Tuesday, March 30, 2010

Mourning inspiration

Howard G. Voss passed away last night. He was a former president of the American Association of Physics Teachers and a recipient of the Melba Newell Phillips Award. He was my first mentor and left an indelible imprint on my teaching. He gave me a lot of advice that I hear in my head almost everyday. I will miss him terribly and the world is worse off without him here.

The first time I ever taught, I was petrified. Let's just say that those who know me best are probably stunned to think that I get up and talk in front of people everyday. At first, I had been assigned as a grader to a course, but was switched to being a teaching assistant at the last minute. I cried at the thought of having to go into a classroom and have all those eyes on me. Professor Voss was very supportive, though, and had a natural vibe to his teaching which rubbed off on me. A few of the things I learned from him teaching that course (physics for pre-meds, my second-favorite course after astronomy to teach til this day):

  • If I walk into your lab room fifteen minutes after class starts and you're still lecturing to the students, I will tell you to be quiet in front of your class. - Lab is about the students doing hands-on work, not for the instructor to guide students through the experiment.
  • Just ask yourself, would you want this kid to open up your guts? - It is difficult to dispense failing grades, but sometimes the failing grades are earned.

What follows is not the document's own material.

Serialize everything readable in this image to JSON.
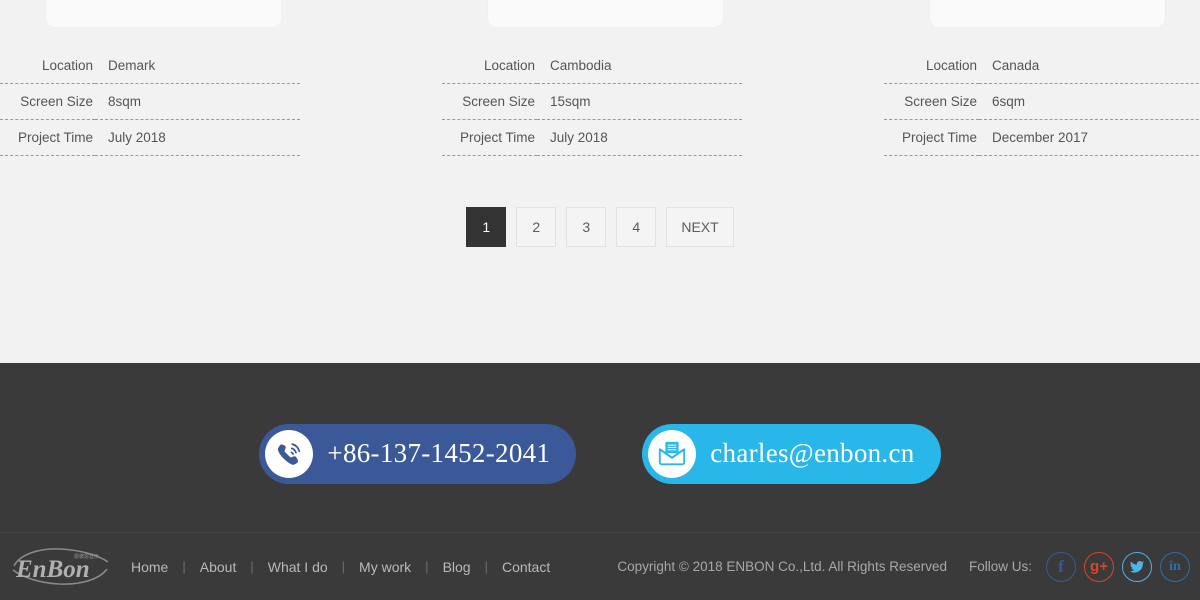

Other things I learned from Professor Voss as I was his TA for several semesters:

  • Night students deserve a chance. He taught physics in the evening for a few semesters, with me as his TA. We had good students and good enrollments, despite many thinking that there would not be a need to teach physics at night. My love for night-time classes remains to this day.
  • Conceptual questions are important parts of a physics exam. Some students are good at figuring out how the numbers all fit together, but that doesn't mean that they understand the basic physics concepts. Professor Voss would put conceptual questions on his exams that would make me nervous, because he had me make up the exam key before he'd confirm my answers. Those questions showed me a weakness in my own background and a weakness that a lot of students manage to graduate with today. But not if I can help it!

Professor Voss also wrote a letter of recommendation for me on my first job search and just was altogether so important to my career and maturation as a teacher. Thanks for letting me remember him here. My condolences to his family and his colleagues.

Thursday, March 25, 2010

Spring Break

As of 2 pm today, I am on Spring Break. And I really need the break, too. I decided to start it off right by heading a few miles north to La Jolla:

From Spring 2010

From Spring 2010

From Spring 2010

Friday, March 19, 2010

Snapshot of my childhood

Soichi Noguchi has been tweeting images from the International Space Station. Today, he captured my childhood:

West coast, California. on Twitpic

Click to see Northern California in all its glory.

Monday, March 01, 2010

Teachable Moment

One of my astronomy students was in my office hours, taking a makeup exam today. I reserve the right to not give makeup exams, and this student admitted that he did not have a good excuse to miss the exam. However I decided to let him redeem himself. As he was taking the exam, one of my physics students came in to ask questions. The physics student explained that he'd arrived at the library at 7am to read the new chapter in advance of class today. He'd also started on the homework and had a few specific questions about them. We also cleared up a question that we had corresponded about via email over the weekend. The physics student thanked me, and then he left. About 15 minutes later, the astronomy student finished his exam and then told me he was sorry. He said that hearing what the physics student was doing made him realize that he could work harder. He was going to tell his friends (!) what he had heard, that there are people who actually work that hard. He just kept shaking his head, as if he'd been truly jolted.

I'm thinking this might be the best bit of peer instruction I've ever seen, and it was completely unintentional. I hope this astro student really will work harder, in all of his classes. Sometimes it is best to sit back and let the students teach each other, eh?